> Try it: Scan the lines below and report each one containing "Elenco" by copying it.

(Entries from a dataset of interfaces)
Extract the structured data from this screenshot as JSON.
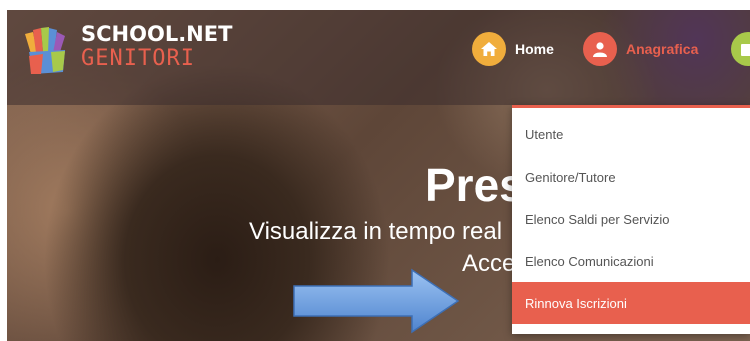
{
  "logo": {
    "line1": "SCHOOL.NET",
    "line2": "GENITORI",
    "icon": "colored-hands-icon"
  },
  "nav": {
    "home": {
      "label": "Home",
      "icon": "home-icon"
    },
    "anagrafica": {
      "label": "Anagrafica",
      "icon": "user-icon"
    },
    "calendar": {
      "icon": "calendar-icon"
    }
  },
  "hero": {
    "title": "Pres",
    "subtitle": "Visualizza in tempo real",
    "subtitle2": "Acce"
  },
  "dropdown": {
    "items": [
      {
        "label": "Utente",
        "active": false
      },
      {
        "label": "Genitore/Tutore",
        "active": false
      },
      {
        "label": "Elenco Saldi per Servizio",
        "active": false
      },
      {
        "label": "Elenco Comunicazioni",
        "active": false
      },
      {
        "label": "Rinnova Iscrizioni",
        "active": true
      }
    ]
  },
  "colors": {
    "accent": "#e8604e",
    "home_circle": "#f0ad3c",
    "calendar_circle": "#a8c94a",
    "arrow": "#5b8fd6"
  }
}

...

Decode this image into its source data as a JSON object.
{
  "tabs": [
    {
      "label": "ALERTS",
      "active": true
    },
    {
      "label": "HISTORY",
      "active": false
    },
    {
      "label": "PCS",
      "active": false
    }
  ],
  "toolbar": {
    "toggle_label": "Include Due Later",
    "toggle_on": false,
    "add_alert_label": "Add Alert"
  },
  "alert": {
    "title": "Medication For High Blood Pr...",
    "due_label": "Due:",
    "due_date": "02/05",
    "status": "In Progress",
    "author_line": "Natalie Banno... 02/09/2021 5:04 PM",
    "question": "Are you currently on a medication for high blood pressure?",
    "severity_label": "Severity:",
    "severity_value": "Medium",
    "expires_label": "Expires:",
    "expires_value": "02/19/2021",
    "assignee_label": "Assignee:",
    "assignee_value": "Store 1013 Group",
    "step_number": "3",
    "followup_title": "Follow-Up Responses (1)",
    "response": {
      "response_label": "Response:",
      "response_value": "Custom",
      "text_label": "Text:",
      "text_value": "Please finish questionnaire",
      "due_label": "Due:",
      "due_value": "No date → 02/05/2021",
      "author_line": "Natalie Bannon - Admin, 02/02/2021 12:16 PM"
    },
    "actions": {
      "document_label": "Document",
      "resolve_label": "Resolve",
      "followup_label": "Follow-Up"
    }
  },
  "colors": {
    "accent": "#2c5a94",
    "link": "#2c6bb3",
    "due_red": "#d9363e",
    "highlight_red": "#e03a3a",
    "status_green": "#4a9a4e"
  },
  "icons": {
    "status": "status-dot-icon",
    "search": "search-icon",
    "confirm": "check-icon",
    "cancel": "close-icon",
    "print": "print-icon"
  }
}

> Solution to this exercise:
        "label": "Elenco Saldi per Servizio",
        "label": "Elenco Comunicazioni",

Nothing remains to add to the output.